DESCRIPTION OF THE TASK: Please say how many lines in the records contain the word "icon", giving only the number.

[Start of section]

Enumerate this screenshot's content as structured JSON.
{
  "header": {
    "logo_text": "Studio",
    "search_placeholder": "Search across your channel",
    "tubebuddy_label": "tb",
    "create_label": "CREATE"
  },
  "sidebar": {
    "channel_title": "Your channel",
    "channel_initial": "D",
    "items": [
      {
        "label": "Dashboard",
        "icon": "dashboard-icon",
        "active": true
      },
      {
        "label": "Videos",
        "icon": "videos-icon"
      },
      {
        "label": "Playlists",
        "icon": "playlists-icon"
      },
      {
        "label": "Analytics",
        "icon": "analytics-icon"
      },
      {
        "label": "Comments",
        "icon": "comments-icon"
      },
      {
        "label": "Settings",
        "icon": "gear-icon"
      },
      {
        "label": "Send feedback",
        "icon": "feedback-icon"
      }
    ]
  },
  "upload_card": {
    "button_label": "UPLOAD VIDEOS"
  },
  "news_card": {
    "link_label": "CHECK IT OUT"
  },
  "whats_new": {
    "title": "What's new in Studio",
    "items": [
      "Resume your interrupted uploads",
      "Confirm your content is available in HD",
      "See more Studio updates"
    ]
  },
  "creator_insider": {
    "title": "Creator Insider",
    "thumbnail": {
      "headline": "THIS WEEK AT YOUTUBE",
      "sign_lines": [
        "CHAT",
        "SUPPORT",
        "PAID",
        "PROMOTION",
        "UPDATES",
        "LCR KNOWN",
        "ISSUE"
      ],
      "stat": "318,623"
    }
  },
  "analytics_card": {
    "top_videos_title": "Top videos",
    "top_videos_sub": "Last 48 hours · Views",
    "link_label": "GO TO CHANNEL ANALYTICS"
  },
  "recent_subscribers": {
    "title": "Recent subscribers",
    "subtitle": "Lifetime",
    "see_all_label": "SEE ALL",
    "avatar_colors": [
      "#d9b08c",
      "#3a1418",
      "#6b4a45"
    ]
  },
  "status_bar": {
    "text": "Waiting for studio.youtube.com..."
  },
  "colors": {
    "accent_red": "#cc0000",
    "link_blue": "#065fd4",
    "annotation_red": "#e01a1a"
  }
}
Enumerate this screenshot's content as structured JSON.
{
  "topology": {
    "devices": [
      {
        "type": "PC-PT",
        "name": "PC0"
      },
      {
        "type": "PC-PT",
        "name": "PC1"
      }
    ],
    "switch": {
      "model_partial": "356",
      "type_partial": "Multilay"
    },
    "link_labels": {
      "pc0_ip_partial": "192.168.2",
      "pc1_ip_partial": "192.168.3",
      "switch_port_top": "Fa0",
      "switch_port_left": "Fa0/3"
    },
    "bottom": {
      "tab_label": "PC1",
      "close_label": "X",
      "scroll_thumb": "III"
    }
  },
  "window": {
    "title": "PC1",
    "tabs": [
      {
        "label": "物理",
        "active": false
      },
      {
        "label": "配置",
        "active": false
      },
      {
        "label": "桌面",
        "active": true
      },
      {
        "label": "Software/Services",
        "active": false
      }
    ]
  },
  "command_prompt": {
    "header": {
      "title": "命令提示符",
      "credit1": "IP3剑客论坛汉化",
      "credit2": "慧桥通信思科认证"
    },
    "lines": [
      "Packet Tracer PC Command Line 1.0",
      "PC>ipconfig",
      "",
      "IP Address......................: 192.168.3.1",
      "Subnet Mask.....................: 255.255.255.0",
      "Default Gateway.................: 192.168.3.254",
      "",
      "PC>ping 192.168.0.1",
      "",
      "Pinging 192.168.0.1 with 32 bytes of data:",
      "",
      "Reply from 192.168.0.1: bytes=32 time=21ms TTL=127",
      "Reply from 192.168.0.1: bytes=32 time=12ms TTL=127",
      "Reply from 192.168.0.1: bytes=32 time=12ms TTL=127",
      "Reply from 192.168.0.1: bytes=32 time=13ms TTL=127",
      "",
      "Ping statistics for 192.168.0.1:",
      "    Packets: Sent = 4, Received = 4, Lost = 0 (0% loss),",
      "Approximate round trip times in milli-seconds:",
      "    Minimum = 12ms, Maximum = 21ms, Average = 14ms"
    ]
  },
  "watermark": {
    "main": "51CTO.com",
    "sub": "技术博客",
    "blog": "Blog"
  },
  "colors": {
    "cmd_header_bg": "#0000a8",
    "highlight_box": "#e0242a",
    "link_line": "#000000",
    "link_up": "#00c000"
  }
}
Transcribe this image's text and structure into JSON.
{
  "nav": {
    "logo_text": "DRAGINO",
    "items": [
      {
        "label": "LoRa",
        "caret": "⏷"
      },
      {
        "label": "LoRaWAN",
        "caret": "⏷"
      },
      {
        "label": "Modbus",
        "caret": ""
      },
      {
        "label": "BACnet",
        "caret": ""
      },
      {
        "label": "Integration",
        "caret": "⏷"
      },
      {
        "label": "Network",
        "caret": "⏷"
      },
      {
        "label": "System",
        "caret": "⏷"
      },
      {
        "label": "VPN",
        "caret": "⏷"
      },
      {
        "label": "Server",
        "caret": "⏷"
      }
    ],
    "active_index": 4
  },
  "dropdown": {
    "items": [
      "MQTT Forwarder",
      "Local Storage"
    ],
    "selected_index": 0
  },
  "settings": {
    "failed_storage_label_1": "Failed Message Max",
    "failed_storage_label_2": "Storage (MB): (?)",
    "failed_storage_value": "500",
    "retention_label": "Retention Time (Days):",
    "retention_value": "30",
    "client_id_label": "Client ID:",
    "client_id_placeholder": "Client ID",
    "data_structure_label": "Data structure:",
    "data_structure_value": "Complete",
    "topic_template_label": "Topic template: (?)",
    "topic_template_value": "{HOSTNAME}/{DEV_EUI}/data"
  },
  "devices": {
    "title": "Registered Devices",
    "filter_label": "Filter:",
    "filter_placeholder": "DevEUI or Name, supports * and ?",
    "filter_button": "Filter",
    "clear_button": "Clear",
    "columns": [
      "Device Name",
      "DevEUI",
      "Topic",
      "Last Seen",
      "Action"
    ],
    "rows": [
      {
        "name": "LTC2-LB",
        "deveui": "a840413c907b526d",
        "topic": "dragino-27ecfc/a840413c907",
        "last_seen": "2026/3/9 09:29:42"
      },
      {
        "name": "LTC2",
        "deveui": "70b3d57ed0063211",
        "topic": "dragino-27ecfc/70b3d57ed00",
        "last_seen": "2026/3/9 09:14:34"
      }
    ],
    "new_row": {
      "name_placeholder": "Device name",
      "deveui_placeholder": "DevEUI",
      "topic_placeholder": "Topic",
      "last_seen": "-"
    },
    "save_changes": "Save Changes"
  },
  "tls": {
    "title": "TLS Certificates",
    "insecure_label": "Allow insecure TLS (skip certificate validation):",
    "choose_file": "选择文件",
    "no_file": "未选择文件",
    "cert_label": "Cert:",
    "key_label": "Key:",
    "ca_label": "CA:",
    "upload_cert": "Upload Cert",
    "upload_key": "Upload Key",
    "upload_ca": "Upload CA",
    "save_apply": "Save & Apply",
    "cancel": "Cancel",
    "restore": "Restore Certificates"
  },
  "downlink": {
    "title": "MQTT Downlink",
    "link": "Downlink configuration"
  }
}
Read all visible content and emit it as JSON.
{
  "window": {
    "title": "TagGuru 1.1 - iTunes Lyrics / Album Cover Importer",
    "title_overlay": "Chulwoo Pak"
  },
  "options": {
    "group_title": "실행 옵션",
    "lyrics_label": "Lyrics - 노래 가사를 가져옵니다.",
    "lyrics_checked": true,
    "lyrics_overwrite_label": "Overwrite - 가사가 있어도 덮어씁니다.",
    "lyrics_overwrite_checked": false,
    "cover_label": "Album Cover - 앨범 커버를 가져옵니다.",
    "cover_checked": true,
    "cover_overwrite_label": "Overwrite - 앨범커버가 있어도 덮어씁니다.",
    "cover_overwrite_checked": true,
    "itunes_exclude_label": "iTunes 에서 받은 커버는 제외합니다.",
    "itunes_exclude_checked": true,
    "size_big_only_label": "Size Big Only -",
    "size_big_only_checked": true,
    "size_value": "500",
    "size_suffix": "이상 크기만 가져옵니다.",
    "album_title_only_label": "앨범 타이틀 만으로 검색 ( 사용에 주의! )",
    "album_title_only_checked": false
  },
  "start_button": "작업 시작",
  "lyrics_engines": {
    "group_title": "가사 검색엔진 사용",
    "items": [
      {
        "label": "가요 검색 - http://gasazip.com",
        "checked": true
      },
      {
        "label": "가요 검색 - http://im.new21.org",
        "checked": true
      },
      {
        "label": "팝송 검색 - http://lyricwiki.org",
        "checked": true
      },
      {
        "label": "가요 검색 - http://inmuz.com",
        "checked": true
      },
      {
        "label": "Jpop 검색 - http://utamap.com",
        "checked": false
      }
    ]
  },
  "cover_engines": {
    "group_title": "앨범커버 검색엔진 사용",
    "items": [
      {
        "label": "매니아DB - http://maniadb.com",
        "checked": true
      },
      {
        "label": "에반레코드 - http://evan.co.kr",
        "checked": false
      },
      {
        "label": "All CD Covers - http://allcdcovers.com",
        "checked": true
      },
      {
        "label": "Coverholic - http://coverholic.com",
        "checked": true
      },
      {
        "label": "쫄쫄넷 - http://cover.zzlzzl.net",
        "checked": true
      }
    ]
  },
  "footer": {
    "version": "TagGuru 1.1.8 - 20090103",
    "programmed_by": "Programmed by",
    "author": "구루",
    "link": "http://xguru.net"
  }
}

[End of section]

EXERCISE SOLUTION: 7